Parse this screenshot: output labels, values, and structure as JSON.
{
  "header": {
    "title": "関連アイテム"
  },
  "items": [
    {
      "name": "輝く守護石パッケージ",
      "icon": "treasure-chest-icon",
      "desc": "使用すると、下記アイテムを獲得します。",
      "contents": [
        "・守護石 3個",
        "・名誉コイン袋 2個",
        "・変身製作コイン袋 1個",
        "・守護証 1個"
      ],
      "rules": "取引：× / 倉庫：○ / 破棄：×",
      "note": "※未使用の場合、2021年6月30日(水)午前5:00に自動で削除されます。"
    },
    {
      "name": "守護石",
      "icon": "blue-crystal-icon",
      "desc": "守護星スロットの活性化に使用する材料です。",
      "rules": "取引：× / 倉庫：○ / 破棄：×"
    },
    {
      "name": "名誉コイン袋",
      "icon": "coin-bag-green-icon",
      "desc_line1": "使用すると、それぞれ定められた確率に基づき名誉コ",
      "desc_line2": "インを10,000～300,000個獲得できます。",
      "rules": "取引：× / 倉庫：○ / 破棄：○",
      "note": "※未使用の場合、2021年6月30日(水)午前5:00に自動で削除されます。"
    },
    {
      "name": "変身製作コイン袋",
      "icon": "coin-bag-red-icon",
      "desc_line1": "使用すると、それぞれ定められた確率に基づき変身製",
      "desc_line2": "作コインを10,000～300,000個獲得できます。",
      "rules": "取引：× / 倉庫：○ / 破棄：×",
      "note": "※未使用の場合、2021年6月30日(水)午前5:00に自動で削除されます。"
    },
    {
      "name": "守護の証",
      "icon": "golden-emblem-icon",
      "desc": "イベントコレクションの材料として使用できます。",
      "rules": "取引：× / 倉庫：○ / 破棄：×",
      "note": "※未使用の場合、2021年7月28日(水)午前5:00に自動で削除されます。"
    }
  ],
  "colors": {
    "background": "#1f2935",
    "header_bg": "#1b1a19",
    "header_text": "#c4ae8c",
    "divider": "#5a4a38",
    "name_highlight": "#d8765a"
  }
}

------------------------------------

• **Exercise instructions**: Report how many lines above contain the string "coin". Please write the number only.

• **Response to this task**: 2